> [Work to be completed]:
A faithful copy of all the data is the goal; omit the pictures.

+++

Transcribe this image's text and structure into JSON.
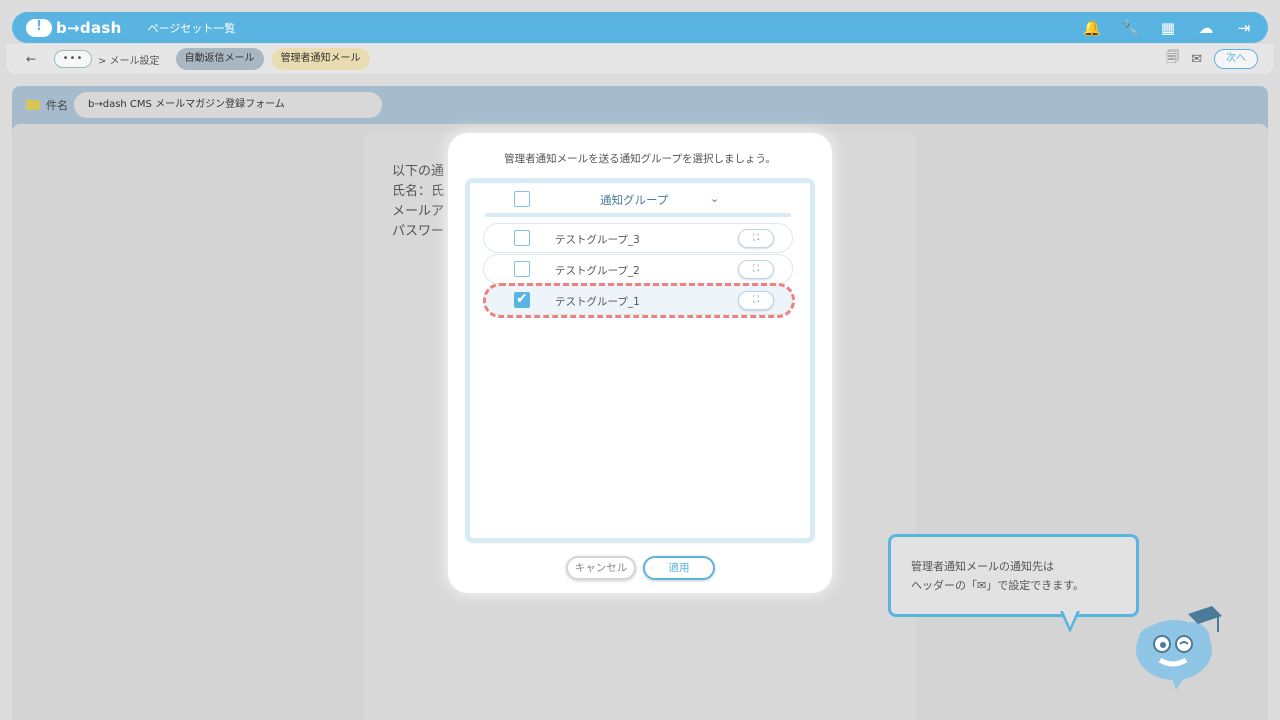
{
  "header": {
    "logo_text": "b→dash",
    "page_name": "ページセット一覧",
    "icons": [
      "bell-icon",
      "wrench-icon",
      "apps-grid-icon",
      "support-icon",
      "logout-icon"
    ]
  },
  "subbar": {
    "more": "•••",
    "crumb": "> メール設定",
    "tabs": [
      "自動返信メール",
      "管理者通知メール"
    ],
    "next_label": "次へ"
  },
  "subject": {
    "label": "件名",
    "value": "b→dash CMS メールマガジン登録フォーム"
  },
  "document": {
    "lines": [
      "以下の通",
      "氏名：氏",
      "メールア",
      "パスワー"
    ]
  },
  "modal": {
    "title": "管理者通知メールを送る通知グループを選択しましょう。",
    "column_label": "通知グループ",
    "rows": [
      {
        "label": "テストグループ_3",
        "checked": false
      },
      {
        "label": "テストグループ_2",
        "checked": false
      },
      {
        "label": "テストグループ_1",
        "checked": true
      }
    ],
    "expand_glyph": "⛶",
    "cancel_label": "キャンセル",
    "apply_label": "適用"
  },
  "tooltip": {
    "line1": "管理者通知メールの通知先は",
    "line2": "ヘッダーの「✉」で設定できます。"
  },
  "colors": {
    "brand": "#5ab4e2",
    "highlight": "#f08080",
    "tab_active": "#e8dcb0"
  }
}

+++

> [Reply]:
Transcribe this image's text and structure into JSON.
{
  "header": {
    "logo_text": "b→dash",
    "page_name": "ページセット一覧",
    "icons": [
      "bell-icon",
      "wrench-icon",
      "apps-grid-icon",
      "support-icon",
      "logout-icon"
    ]
  },
  "subbar": {
    "more": "•••",
    "crumb": "> メール設定",
    "tabs": [
      "自動返信メール",
      "管理者通知メール"
    ],
    "next_label": "次へ"
  },
  "subject": {
    "label": "件名",
    "value": "b→dash CMS メールマガジン登録フォーム"
  },
  "document": {
    "lines": [
      "以下の通",
      "氏名：氏",
      "メールア",
      "パスワー"
    ]
  },
  "modal": {
    "title": "管理者通知メールを送る通知グループを選択しましょう。",
    "column_label": "通知グループ",
    "rows": [
      {
        "label": "テストグループ_3",
        "checked": false
      },
      {
        "label": "テストグループ_2",
        "checked": false
      },
      {
        "label": "テストグループ_1",
        "checked": true
      }
    ],
    "expand_glyph": "⛶",
    "cancel_label": "キャンセル",
    "apply_label": "適用"
  },
  "tooltip": {
    "line1": "管理者通知メールの通知先は",
    "line2": "ヘッダーの「✉」で設定できます。"
  },
  "colors": {
    "brand": "#5ab4e2",
    "highlight": "#f08080",
    "tab_active": "#e8dcb0"
  }
}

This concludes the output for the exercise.